(Items from a data source)
------------

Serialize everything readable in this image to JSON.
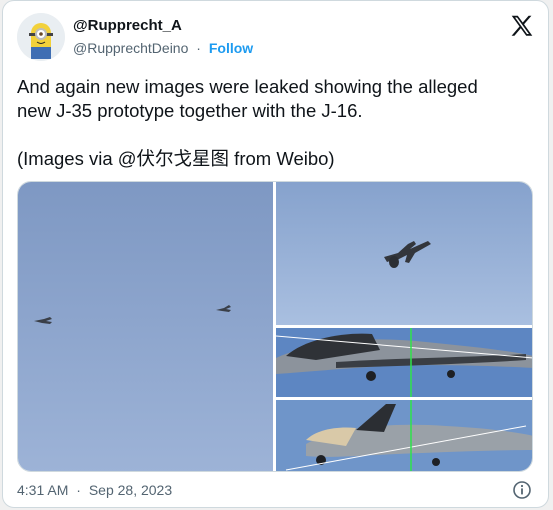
{
  "author": {
    "name": "@Rupprecht_A",
    "handle": "@RupprechtDeino",
    "separator": "·",
    "follow_label": "Follow"
  },
  "tweet": {
    "line1": "And again new images were leaked showing the alleged",
    "line2": "new J-35 prototype together with the J-16.",
    "line3": "(Images via @伏尔戈星图 from Weibo)"
  },
  "meta": {
    "time": "4:31 AM",
    "separator": "·",
    "date": "Sep 28, 2023"
  },
  "icons": {
    "platform": "x-logo-icon",
    "info": "info-icon",
    "avatar": "minion-avatar"
  },
  "colors": {
    "follow": "#1d9bf0",
    "secondary_text": "#536471",
    "border": "#cfd9de",
    "sky": "#8ba6cf"
  }
}
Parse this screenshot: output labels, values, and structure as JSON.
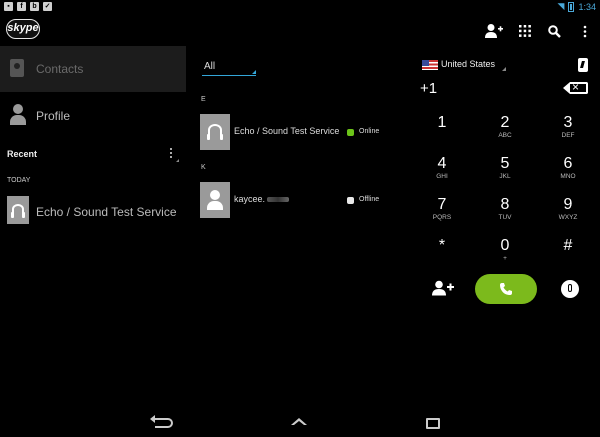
{
  "status_bar": {
    "time": "1:34",
    "notification_icons": [
      "image-icon",
      "facebook-icon",
      "bbm-icon",
      "check-icon"
    ]
  },
  "action_bar": {
    "logo_text": "skype",
    "actions": [
      "add-contact-icon",
      "dialpad-icon",
      "search-icon",
      "overflow-menu-icon"
    ]
  },
  "sidebar": {
    "contacts_label": "Contacts",
    "profile_label": "Profile",
    "recent_header": "Recent",
    "today_header": "TODAY",
    "recent_items": [
      {
        "label": "Echo / Sound Test Service",
        "icon": "headset-icon"
      }
    ]
  },
  "contacts": {
    "filter_label": "All",
    "sections": [
      {
        "letter": "E",
        "items": [
          {
            "name": "Echo / Sound Test Service",
            "status": "Online",
            "status_color": "#6cc419",
            "icon": "headset-icon"
          }
        ]
      },
      {
        "letter": "K",
        "items": [
          {
            "name": "kaycee.",
            "status": "Offline",
            "status_color": "#e8e8e8",
            "icon": "person-icon"
          }
        ]
      }
    ]
  },
  "dialer": {
    "country": "United States",
    "number": "+1",
    "keys": [
      {
        "digit": "1",
        "letters": ""
      },
      {
        "digit": "2",
        "letters": "ABC"
      },
      {
        "digit": "3",
        "letters": "DEF"
      },
      {
        "digit": "4",
        "letters": "GHI"
      },
      {
        "digit": "5",
        "letters": "JKL"
      },
      {
        "digit": "6",
        "letters": "MNO"
      },
      {
        "digit": "7",
        "letters": "PQRS"
      },
      {
        "digit": "8",
        "letters": "TUV"
      },
      {
        "digit": "9",
        "letters": "WXYZ"
      },
      {
        "digit": "*",
        "letters": ""
      },
      {
        "digit": "0",
        "letters": "+"
      },
      {
        "digit": "#",
        "letters": ""
      }
    ],
    "call_button_color": "#7cba1c"
  },
  "colors": {
    "accent_blue": "#33a6d8",
    "call_green": "#7cba1c",
    "online_green": "#6cc419"
  }
}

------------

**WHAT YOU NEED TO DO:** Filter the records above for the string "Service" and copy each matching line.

**OUTPUT FOR THIS TASK:**
        "label": "Echo / Sound Test Service",
            "name": "Echo / Sound Test Service",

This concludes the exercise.